_What needs to be done_. Which lines in the material below contain the word "tags"? Copy each of them.

——

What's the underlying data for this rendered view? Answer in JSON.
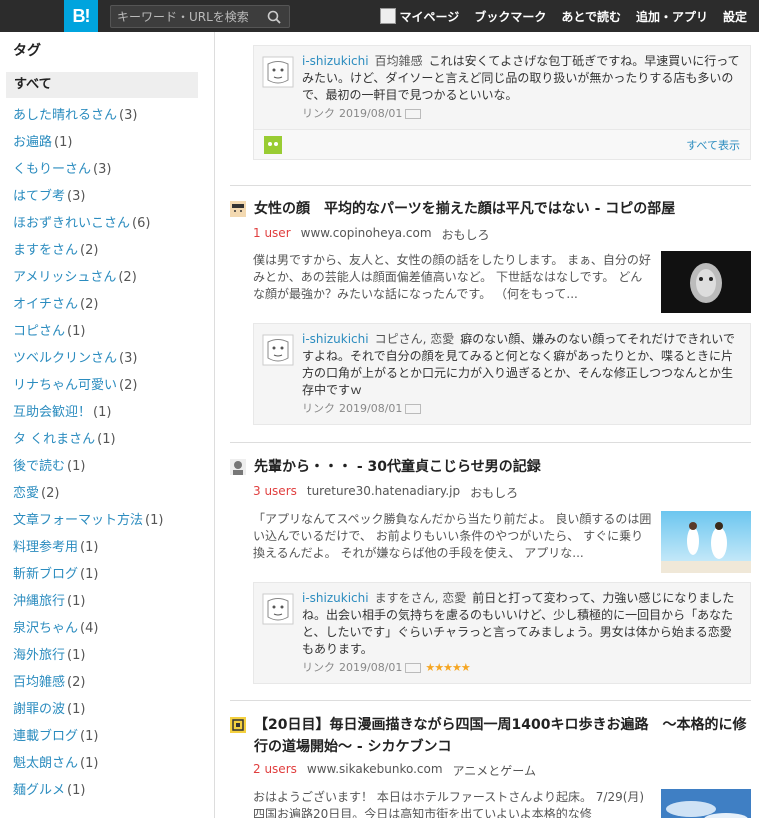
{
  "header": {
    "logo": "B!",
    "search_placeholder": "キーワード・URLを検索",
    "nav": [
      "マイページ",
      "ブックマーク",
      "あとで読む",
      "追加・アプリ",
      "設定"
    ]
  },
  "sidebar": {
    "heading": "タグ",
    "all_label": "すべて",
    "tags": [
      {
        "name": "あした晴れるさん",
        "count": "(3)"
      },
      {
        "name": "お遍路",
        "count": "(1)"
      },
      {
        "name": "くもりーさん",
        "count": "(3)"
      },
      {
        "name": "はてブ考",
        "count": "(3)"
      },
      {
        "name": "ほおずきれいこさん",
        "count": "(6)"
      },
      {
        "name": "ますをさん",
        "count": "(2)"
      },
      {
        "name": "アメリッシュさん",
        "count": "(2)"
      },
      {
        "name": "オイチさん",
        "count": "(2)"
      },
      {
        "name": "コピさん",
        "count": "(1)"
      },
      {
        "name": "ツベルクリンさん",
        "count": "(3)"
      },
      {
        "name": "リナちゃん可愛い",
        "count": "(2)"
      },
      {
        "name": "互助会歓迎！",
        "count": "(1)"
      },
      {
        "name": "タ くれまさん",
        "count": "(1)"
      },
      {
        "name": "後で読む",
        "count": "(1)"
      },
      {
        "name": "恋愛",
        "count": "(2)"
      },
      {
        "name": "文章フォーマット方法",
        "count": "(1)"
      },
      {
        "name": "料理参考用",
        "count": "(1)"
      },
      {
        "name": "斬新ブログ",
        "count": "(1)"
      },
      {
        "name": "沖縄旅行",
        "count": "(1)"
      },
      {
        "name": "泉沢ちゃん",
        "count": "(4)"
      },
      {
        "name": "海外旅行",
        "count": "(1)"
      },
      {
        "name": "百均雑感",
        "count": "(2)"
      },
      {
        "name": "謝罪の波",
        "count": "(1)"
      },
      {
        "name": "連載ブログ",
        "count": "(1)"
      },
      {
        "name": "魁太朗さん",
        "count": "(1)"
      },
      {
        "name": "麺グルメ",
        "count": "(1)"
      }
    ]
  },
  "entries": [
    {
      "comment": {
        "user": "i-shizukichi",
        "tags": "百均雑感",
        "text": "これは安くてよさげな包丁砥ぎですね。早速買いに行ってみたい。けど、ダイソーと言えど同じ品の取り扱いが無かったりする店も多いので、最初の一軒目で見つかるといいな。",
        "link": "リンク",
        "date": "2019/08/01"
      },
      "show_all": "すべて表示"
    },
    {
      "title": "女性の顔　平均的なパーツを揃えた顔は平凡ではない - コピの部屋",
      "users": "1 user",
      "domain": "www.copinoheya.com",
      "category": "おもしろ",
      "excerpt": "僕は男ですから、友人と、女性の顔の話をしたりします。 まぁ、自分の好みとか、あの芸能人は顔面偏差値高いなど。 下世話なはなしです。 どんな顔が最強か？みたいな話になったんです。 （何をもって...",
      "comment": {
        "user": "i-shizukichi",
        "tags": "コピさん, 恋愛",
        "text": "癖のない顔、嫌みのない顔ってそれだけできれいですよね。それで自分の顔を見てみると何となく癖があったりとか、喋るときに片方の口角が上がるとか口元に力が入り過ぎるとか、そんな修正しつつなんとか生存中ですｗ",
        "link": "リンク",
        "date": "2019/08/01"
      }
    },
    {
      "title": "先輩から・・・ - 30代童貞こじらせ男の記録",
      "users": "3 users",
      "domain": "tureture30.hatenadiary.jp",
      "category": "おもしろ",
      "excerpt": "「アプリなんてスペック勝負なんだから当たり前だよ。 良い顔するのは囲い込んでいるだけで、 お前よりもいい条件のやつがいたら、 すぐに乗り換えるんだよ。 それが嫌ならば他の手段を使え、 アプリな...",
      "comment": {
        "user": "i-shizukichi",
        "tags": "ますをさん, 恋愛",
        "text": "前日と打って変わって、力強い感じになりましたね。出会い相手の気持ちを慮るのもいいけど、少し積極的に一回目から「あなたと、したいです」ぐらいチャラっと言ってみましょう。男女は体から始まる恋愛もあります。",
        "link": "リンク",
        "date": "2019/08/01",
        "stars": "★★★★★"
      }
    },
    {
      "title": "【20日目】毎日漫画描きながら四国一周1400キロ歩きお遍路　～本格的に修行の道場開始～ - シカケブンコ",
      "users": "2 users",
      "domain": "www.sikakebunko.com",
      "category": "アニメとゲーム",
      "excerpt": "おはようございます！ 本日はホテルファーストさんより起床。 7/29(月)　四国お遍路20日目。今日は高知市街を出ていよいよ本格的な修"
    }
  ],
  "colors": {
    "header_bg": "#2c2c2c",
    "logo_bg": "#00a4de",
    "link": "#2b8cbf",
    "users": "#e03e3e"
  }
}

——

_Task output_.
    "tags": [
        "tags": "百均雑感",
        "tags": "コピさん, 恋愛",
        "tags": "ますをさん, 恋愛",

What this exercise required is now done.